WORK INSTRUCTION: Within the entries below, find each line containing the word "disabled" and copy it.

DATA EXCERPTS:

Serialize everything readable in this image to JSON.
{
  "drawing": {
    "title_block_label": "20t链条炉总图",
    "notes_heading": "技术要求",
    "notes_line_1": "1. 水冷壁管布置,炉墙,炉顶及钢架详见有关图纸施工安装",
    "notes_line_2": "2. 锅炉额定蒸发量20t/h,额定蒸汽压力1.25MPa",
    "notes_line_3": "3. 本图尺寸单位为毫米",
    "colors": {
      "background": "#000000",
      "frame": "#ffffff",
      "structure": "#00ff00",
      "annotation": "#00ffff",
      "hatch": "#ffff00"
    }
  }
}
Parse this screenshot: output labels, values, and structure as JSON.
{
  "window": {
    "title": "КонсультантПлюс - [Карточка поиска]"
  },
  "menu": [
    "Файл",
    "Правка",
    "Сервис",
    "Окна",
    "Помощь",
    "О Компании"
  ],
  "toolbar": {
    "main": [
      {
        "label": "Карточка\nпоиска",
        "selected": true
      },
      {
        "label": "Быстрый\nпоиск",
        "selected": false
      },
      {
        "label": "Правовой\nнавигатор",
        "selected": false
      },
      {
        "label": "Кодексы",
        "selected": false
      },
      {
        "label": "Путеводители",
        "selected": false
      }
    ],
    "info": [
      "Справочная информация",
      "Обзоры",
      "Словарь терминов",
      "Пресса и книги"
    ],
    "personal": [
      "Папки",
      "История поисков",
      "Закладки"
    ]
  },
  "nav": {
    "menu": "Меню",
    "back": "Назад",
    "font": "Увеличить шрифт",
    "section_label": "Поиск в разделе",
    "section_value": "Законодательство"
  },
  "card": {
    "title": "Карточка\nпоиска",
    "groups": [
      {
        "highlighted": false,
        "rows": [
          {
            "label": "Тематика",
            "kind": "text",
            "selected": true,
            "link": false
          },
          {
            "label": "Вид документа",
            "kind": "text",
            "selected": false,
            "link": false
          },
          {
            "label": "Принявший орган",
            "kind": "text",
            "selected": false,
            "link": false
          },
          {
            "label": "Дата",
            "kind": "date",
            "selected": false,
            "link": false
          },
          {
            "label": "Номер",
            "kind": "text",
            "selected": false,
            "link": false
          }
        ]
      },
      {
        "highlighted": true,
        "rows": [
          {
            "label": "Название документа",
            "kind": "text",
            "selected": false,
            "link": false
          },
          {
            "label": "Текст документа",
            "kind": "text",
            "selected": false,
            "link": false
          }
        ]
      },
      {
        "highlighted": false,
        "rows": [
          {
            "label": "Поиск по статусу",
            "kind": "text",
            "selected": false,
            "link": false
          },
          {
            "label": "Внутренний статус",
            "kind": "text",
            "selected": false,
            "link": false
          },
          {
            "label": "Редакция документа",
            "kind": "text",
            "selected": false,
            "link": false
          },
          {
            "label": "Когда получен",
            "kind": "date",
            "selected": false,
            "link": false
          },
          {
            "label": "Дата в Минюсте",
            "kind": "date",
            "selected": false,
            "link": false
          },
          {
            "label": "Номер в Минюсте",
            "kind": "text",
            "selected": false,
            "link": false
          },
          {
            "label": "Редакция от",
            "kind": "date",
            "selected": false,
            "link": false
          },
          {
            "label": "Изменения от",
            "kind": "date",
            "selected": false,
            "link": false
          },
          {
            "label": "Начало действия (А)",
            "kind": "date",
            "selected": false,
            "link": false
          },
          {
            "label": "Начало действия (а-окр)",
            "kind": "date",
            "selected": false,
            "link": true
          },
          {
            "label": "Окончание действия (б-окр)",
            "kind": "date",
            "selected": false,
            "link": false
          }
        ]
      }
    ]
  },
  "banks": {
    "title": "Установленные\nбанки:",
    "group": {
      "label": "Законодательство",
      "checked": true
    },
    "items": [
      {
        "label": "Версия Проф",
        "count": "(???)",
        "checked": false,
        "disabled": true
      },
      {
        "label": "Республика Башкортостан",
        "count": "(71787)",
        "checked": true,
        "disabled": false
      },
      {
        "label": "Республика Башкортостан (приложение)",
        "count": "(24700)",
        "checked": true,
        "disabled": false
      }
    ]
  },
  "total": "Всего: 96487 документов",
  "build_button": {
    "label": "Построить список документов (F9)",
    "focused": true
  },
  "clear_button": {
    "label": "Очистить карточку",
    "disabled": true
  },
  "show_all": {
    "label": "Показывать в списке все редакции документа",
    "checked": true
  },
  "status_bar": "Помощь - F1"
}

EXERCISE OUTPUT:
        "disabled": true
        "disabled": false
        "disabled": false
    "disabled": true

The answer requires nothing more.